- Prompt -
For this task, copy the data that follows exactly, keeping every character.

[Dataset rows describing interfaces]
[Start of Attachment]

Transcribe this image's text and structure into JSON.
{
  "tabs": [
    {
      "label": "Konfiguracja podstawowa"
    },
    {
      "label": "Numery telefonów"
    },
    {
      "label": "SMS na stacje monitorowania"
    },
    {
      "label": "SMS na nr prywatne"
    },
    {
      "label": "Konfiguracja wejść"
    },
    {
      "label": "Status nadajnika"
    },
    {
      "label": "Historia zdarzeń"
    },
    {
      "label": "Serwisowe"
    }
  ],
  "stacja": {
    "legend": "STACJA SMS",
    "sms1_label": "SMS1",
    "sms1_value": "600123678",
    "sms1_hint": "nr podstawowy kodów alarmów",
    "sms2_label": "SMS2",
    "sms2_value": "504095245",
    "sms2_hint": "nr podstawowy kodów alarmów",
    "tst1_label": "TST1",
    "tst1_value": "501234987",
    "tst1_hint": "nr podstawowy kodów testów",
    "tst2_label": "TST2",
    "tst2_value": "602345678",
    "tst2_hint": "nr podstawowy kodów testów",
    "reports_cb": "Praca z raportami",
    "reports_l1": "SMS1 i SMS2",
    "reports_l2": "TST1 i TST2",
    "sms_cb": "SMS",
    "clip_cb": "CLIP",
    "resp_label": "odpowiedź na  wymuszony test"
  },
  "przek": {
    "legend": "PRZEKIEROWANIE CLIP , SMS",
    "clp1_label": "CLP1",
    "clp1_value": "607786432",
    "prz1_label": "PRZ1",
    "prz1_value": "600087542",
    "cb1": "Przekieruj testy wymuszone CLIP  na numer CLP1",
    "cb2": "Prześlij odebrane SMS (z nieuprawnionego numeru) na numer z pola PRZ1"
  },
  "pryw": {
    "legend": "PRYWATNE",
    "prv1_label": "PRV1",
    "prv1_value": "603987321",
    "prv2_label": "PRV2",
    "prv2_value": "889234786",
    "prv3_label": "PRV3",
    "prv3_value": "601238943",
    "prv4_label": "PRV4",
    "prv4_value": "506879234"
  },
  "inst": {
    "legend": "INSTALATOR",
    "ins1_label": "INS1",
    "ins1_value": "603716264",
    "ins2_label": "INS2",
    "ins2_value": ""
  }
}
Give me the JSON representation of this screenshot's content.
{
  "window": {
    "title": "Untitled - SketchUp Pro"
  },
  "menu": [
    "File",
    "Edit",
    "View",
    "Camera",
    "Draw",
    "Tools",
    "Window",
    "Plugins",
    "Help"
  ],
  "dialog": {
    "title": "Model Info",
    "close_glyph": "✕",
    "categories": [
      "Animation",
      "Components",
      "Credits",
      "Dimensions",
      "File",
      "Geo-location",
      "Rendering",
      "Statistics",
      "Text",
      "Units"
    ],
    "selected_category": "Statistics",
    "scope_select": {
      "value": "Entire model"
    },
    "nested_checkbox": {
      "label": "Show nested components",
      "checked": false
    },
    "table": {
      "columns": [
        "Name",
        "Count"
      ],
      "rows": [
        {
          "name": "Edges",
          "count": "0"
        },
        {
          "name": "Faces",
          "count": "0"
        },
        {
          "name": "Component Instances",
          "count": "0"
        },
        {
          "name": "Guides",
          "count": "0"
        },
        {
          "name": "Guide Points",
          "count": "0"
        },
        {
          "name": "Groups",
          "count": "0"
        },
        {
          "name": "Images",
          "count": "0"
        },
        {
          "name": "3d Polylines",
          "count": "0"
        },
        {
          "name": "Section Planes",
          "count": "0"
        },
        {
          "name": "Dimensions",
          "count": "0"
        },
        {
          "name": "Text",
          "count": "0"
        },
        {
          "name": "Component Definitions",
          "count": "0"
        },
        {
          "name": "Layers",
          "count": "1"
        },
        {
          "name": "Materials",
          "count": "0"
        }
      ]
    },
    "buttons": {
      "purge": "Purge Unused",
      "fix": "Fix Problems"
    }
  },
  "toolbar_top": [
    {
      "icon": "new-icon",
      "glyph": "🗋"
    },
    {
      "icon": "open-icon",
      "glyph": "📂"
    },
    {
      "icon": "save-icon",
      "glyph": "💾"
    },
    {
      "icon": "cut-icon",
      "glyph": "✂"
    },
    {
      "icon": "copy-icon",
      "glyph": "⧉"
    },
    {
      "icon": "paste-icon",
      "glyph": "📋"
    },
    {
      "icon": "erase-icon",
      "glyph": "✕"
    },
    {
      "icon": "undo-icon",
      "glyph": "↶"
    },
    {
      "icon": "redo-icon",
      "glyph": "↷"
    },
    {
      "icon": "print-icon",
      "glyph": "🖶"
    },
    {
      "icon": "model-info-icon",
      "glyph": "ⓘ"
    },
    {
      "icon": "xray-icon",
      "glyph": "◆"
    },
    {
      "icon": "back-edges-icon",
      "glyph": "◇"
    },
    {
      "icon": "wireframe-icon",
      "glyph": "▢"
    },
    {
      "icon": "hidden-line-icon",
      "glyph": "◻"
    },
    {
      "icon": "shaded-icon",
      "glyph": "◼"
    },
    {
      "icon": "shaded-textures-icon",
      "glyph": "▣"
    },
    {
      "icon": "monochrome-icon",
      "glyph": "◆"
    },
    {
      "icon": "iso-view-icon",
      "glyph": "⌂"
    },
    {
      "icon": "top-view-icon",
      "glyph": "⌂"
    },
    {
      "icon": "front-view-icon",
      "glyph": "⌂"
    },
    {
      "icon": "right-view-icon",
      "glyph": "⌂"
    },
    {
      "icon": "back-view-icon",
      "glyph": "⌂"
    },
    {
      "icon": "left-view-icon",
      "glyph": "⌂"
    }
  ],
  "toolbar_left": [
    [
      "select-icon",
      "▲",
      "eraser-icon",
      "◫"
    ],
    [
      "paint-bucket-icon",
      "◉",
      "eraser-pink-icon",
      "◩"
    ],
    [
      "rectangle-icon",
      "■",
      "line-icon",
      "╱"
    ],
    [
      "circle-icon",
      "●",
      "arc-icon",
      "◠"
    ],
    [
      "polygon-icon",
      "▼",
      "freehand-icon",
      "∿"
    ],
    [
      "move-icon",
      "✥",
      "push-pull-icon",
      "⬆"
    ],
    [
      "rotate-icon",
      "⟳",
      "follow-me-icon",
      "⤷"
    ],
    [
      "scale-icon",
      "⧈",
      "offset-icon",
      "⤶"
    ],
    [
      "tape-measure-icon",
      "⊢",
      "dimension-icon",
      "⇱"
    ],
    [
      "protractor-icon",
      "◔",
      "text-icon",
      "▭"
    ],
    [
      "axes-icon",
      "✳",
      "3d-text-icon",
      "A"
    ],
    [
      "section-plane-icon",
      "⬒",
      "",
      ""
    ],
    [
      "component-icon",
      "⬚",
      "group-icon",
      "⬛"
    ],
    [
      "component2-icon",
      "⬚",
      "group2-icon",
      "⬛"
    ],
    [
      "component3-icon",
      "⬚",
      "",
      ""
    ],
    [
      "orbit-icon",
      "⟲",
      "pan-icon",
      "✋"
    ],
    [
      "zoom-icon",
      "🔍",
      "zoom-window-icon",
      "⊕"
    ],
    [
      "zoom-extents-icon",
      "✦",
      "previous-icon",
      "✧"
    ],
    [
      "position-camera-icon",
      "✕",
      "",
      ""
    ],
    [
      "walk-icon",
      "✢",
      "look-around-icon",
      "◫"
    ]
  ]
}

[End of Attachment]

- Task response -
Transcribe this image's text and structure into JSON.
{
  "tabs": [
    {
      "label": "Konfiguracja podstawowa"
    },
    {
      "label": "Numery telefonów"
    },
    {
      "label": "SMS na stacje monitorowania"
    },
    {
      "label": "SMS na nr prywatne"
    },
    {
      "label": "Konfiguracja wejść"
    },
    {
      "label": "Status nadajnika"
    },
    {
      "label": "Historia zdarzeń"
    },
    {
      "label": "Serwisowe"
    }
  ],
  "stacja": {
    "legend": "STACJA SMS",
    "sms1_label": "SMS1",
    "sms1_value": "600123678",
    "sms1_hint": "nr podstawowy kodów alarmów",
    "sms2_label": "SMS2",
    "sms2_value": "504095245",
    "sms2_hint": "nr podstawowy kodów alarmów",
    "tst1_label": "TST1",
    "tst1_value": "501234987",
    "tst1_hint": "nr podstawowy kodów testów",
    "tst2_label": "TST2",
    "tst2_value": "602345678",
    "tst2_hint": "nr podstawowy kodów testów",
    "reports_cb": "Praca z raportami",
    "reports_l1": "SMS1 i SMS2",
    "reports_l2": "TST1 i TST2",
    "sms_cb": "SMS",
    "clip_cb": "CLIP",
    "resp_label": "odpowiedź na  wymuszony test"
  },
  "przek": {
    "legend": "PRZEKIEROWANIE CLIP , SMS",
    "clp1_label": "CLP1",
    "clp1_value": "607786432",
    "prz1_label": "PRZ1",
    "prz1_value": "600087542",
    "cb1": "Przekieruj testy wymuszone CLIP  na numer CLP1",
    "cb2": "Prześlij odebrane SMS (z nieuprawnionego numeru) na numer z pola PRZ1"
  },
  "pryw": {
    "legend": "PRYWATNE",
    "prv1_label": "PRV1",
    "prv1_value": "603987321",
    "prv2_label": "PRV2",
    "prv2_value": "889234786",
    "prv3_label": "PRV3",
    "prv3_value": "601238943",
    "prv4_label": "PRV4",
    "prv4_value": "506879234"
  },
  "inst": {
    "legend": "INSTALATOR",
    "ins1_label": "INS1",
    "ins1_value": "603716264",
    "ins2_label": "INS2",
    "ins2_value": ""
  }
}
Give me the JSON representation of this screenshot's content.
{
  "window": {
    "title": "Untitled - SketchUp Pro"
  },
  "menu": [
    "File",
    "Edit",
    "View",
    "Camera",
    "Draw",
    "Tools",
    "Window",
    "Plugins",
    "Help"
  ],
  "dialog": {
    "title": "Model Info",
    "close_glyph": "✕",
    "categories": [
      "Animation",
      "Components",
      "Credits",
      "Dimensions",
      "File",
      "Geo-location",
      "Rendering",
      "Statistics",
      "Text",
      "Units"
    ],
    "selected_category": "Statistics",
    "scope_select": {
      "value": "Entire model"
    },
    "nested_checkbox": {
      "label": "Show nested components",
      "checked": false
    },
    "table": {
      "columns": [
        "Name",
        "Count"
      ],
      "rows": [
        {
          "name": "Edges",
          "count": "0"
        },
        {
          "name": "Faces",
          "count": "0"
        },
        {
          "name": "Component Instances",
          "count": "0"
        },
        {
          "name": "Guides",
          "count": "0"
        },
        {
          "name": "Guide Points",
          "count": "0"
        },
        {
          "name": "Groups",
          "count": "0"
        },
        {
          "name": "Images",
          "count": "0"
        },
        {
          "name": "3d Polylines",
          "count": "0"
        },
        {
          "name": "Section Planes",
          "count": "0"
        },
        {
          "name": "Dimensions",
          "count": "0"
        },
        {
          "name": "Text",
          "count": "0"
        },
        {
          "name": "Component Definitions",
          "count": "0"
        },
        {
          "name": "Layers",
          "count": "1"
        },
        {
          "name": "Materials",
          "count": "0"
        }
      ]
    },
    "buttons": {
      "purge": "Purge Unused",
      "fix": "Fix Problems"
    }
  },
  "toolbar_top": [
    {
      "icon": "new-icon",
      "glyph": "🗋"
    },
    {
      "icon": "open-icon",
      "glyph": "📂"
    },
    {
      "icon": "save-icon",
      "glyph": "💾"
    },
    {
      "icon": "cut-icon",
      "glyph": "✂"
    },
    {
      "icon": "copy-icon",
      "glyph": "⧉"
    },
    {
      "icon": "paste-icon",
      "glyph": "📋"
    },
    {
      "icon": "erase-icon",
      "glyph": "✕"
    },
    {
      "icon": "undo-icon",
      "glyph": "↶"
    },
    {
      "icon": "redo-icon",
      "glyph": "↷"
    },
    {
      "icon": "print-icon",
      "glyph": "🖶"
    },
    {
      "icon": "model-info-icon",
      "glyph": "ⓘ"
    },
    {
      "icon": "xray-icon",
      "glyph": "◆"
    },
    {
      "icon": "back-edges-icon",
      "glyph": "◇"
    },
    {
      "icon": "wireframe-icon",
      "glyph": "▢"
    },
    {
      "icon": "hidden-line-icon",
      "glyph": "◻"
    },
    {
      "icon": "shaded-icon",
      "glyph": "◼"
    },
    {
      "icon": "shaded-textures-icon",
      "glyph": "▣"
    },
    {
      "icon": "monochrome-icon",
      "glyph": "◆"
    },
    {
      "icon": "iso-view-icon",
      "glyph": "⌂"
    },
    {
      "icon": "top-view-icon",
      "glyph": "⌂"
    },
    {
      "icon": "front-view-icon",
      "glyph": "⌂"
    },
    {
      "icon": "right-view-icon",
      "glyph": "⌂"
    },
    {
      "icon": "back-view-icon",
      "glyph": "⌂"
    },
    {
      "icon": "left-view-icon",
      "glyph": "⌂"
    }
  ],
  "toolbar_left": [
    [
      "select-icon",
      "▲",
      "eraser-icon",
      "◫"
    ],
    [
      "paint-bucket-icon",
      "◉",
      "eraser-pink-icon",
      "◩"
    ],
    [
      "rectangle-icon",
      "■",
      "line-icon",
      "╱"
    ],
    [
      "circle-icon",
      "●",
      "arc-icon",
      "◠"
    ],
    [
      "polygon-icon",
      "▼",
      "freehand-icon",
      "∿"
    ],
    [
      "move-icon",
      "✥",
      "push-pull-icon",
      "⬆"
    ],
    [
      "rotate-icon",
      "⟳",
      "follow-me-icon",
      "⤷"
    ],
    [
      "scale-icon",
      "⧈",
      "offset-icon",
      "⤶"
    ],
    [
      "tape-measure-icon",
      "⊢",
      "dimension-icon",
      "⇱"
    ],
    [
      "protractor-icon",
      "◔",
      "text-icon",
      "▭"
    ],
    [
      "axes-icon",
      "✳",
      "3d-text-icon",
      "A"
    ],
    [
      "section-plane-icon",
      "⬒",
      "",
      ""
    ],
    [
      "component-icon",
      "⬚",
      "group-icon",
      "⬛"
    ],
    [
      "component2-icon",
      "⬚",
      "group2-icon",
      "⬛"
    ],
    [
      "component3-icon",
      "⬚",
      "",
      ""
    ],
    [
      "orbit-icon",
      "⟲",
      "pan-icon",
      "✋"
    ],
    [
      "zoom-icon",
      "🔍",
      "zoom-window-icon",
      "⊕"
    ],
    [
      "zoom-extents-icon",
      "✦",
      "previous-icon",
      "✧"
    ],
    [
      "position-camera-icon",
      "✕",
      "",
      ""
    ],
    [
      "walk-icon",
      "✢",
      "look-around-icon",
      "◫"
    ]
  ]
}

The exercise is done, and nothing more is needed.